The Tory MP said he did not want to stand again unless his party's manifesto ruled out a third runway. But he's doing so. Watch this space
How do Greek voters feel about Syriza's backtracking on its anti-austerity pledge?

How do Greeks feel about Syriza?

Five voters from different backgrounds tell us what they expect from Syriza's charismatic leader Alexis Tsipras
From Iraq to Libya and Syria: The wars that come back to haunt us

The wars that come back to haunt us

David Cameron should not escape blame for his role in conflicts that are still raging, argues Patrick Cockburn
Sam Baker and Lauren Laverne: Too busy to surf? Head to The Pool

Too busy to surf? Head to The Pool

A new website is trying to declutter the internet to help busy women. Holly Williams meets the founders
Heston Blumenthal to cook up a spice odyssey for British astronaut manning the International Space Station

UK's Major Tum to blast off on a spice odyssey

Nothing but the best for British astronaut as chef Heston Blumenthal cooks up his rations
John Harrison's 'longitude' clock sets new record - 300 years on

‘Longitude’ clock sets new record - 300 years on

Greenwich horologists celebrate as it keeps to within a second of real time over a 100-day test
Fears in the US of being outgunned in the vital propaganda wars by Russia, China - and even Isis - have prompted a rethink on overseas broadcasters
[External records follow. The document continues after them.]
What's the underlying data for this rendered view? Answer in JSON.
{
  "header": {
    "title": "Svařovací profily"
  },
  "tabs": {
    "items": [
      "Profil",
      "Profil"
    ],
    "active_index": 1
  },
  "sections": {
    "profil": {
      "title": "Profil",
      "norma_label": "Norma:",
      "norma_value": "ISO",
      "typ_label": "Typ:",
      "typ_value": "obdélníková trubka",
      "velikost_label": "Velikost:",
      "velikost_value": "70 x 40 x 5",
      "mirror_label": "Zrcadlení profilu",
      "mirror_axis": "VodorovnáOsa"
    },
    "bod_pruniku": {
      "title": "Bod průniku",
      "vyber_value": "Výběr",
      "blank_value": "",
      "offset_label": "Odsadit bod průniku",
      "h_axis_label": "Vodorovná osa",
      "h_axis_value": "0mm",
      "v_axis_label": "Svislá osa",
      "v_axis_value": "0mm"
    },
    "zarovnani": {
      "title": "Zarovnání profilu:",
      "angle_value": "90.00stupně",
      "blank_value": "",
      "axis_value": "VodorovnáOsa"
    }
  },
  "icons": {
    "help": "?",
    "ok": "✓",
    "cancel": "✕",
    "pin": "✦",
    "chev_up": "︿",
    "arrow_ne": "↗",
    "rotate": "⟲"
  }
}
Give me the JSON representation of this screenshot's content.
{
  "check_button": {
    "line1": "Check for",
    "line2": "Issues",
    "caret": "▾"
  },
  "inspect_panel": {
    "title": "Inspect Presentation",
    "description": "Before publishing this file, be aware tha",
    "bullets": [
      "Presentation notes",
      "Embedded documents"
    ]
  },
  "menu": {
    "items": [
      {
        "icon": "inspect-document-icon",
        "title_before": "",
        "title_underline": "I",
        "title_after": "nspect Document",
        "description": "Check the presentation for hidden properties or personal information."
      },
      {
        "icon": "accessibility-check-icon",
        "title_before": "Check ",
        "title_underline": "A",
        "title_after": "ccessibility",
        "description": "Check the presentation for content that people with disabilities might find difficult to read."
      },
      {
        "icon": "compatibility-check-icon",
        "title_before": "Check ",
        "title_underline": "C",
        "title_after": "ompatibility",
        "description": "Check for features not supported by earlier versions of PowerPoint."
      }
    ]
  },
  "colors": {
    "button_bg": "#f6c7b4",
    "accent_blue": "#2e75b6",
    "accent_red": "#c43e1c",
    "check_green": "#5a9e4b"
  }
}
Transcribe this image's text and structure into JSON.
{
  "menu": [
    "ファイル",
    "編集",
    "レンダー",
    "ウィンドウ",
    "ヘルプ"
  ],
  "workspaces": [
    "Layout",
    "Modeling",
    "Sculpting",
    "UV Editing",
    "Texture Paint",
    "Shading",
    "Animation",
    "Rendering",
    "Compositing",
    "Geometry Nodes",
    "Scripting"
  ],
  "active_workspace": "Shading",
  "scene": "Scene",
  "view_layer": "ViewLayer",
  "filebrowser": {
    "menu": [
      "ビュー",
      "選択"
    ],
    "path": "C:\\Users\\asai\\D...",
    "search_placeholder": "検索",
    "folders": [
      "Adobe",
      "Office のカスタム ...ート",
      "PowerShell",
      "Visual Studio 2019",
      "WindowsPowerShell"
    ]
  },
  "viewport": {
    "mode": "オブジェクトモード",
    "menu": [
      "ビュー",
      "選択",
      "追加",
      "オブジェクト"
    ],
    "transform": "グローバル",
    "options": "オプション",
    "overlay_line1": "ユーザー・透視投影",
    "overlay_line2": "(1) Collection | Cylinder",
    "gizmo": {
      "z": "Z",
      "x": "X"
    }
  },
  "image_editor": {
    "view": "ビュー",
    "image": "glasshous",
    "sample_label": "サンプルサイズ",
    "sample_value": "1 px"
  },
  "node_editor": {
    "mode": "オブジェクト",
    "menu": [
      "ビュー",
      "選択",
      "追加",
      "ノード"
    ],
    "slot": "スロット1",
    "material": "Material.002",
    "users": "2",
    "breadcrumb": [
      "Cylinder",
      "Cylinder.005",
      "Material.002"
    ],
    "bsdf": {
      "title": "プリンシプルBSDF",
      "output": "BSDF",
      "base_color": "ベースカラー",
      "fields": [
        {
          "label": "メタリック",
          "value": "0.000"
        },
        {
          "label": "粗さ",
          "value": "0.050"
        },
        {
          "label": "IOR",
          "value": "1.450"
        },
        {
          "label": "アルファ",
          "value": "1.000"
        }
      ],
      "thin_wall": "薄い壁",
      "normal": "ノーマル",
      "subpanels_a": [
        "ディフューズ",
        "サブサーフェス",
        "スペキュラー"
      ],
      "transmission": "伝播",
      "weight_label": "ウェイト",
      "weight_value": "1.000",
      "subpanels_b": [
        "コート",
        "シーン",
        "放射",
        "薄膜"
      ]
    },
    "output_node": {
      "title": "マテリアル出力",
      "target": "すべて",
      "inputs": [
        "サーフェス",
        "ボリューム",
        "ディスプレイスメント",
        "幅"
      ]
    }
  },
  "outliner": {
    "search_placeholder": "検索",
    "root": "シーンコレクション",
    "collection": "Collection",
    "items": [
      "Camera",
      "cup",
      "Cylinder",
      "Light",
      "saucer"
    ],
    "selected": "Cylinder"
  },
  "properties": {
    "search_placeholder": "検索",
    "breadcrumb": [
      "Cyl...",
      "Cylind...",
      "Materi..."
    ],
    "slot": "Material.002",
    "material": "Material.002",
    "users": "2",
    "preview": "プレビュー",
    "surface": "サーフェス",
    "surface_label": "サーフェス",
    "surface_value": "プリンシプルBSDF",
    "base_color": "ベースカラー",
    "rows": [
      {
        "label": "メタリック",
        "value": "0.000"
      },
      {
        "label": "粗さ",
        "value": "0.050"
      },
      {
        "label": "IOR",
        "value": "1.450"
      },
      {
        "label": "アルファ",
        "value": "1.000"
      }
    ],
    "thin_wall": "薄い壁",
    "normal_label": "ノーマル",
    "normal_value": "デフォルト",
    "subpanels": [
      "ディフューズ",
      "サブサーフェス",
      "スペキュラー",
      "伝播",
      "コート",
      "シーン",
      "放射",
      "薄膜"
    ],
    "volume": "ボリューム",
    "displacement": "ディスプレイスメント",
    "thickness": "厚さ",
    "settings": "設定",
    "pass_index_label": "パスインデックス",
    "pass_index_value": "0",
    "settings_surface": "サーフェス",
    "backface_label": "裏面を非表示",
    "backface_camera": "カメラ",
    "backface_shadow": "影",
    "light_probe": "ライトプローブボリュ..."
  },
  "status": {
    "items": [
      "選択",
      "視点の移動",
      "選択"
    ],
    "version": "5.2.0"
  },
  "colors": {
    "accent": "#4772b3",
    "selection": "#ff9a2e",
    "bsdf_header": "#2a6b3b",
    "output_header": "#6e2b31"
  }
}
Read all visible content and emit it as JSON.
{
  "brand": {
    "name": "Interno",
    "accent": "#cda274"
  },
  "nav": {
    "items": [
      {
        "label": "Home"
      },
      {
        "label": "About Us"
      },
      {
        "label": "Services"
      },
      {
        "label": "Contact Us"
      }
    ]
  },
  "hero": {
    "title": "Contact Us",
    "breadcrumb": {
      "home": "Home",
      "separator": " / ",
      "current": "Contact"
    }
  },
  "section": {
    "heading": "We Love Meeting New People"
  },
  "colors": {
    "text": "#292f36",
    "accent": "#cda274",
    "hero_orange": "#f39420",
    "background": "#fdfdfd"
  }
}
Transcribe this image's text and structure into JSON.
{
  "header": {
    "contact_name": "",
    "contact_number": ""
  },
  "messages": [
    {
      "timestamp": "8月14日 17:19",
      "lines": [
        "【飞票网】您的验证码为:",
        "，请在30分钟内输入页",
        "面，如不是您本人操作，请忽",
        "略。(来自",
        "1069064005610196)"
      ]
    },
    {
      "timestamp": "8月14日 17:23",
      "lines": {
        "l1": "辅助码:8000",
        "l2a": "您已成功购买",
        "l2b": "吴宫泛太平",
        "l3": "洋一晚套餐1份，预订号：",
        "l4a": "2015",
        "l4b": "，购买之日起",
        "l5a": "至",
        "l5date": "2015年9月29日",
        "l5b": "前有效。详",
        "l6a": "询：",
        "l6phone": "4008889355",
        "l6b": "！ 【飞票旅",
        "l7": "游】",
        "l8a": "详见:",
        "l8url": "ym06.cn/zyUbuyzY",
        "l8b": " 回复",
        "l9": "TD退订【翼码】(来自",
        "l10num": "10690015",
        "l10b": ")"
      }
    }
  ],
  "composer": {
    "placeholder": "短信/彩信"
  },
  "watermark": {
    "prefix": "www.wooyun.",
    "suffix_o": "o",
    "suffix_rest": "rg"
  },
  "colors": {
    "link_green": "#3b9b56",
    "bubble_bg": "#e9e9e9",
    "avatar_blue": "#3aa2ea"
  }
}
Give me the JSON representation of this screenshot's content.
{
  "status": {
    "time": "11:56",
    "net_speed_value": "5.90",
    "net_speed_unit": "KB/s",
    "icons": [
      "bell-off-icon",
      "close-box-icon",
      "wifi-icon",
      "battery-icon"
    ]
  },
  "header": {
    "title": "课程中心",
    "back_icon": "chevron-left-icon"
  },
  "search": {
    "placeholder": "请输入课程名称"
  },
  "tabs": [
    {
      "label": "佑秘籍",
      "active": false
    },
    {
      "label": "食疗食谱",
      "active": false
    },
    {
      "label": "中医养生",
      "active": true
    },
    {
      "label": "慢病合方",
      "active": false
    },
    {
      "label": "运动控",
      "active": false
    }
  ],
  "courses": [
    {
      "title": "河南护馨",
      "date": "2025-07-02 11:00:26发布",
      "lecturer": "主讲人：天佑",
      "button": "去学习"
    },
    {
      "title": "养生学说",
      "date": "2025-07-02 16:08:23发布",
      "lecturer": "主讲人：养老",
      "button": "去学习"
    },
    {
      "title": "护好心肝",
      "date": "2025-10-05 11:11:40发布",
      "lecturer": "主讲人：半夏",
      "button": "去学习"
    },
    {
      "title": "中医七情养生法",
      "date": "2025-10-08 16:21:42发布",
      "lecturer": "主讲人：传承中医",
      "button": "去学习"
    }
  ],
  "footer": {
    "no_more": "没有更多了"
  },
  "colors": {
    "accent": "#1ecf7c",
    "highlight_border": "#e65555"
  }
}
Let the propaganda wars begin - again

'Accurate, objective, comprehensive': that was Voice of America's creed, but now its masters want it to promote US policy, reports Rupert Cornwell
Why Japan's incredible long-distance runners will never win the London Marathon

Japan's incredible long-distance runners

Every year, Japanese long-distance runners post some of the world's fastest times – yet, come next weekend, not a single elite competitor from the country will be at the London Marathon
Why does Tom Drury remain the greatest writer you've never heard of?

Tom Drury: The quiet American

His debut was considered one of the finest novels of the past 50 years, and he is every bit the equal of his contemporaries, Jonathan Franzen, Dave Eggers and David Foster Wallace
You should judge a person by how they peel a potato

You should judge a person by how they peel a potato

Dave Hax's domestic tips are reminiscent of George Orwell's tea routine. The world might need revolution, but we like to sweat the small stuff, says DJ Taylor
Beige is back: The drab car colours of the 1970s are proving popular again

Beige to the future

Flares and flounce are back on catwalks but a revival in ’70s car paintjobs was a stack-heeled step too far – until now
Bill Granger recipes: Our chef's dishes highlight the delicate essence of fresh cheeses

Bill Granger cooks with fresh cheeses

More delicate on the palate, milder, fresh cheeses can also be kinder to the waistline
Aston Villa vs Liverpool: 'This FA Cup run has been wonderful,' says veteran Shay Given

Shay Given: 'This FA Cup run has been wonderful'

The Villa keeper has been overlooked for a long time and has unhappy memories of the national stadium – but he is savouring his chance to play at Wembley
Timeless drama of Championship race in league of its own - Michael Calvin

Michael Calvin's Last Word

Timeless drama of Championship race in league of its own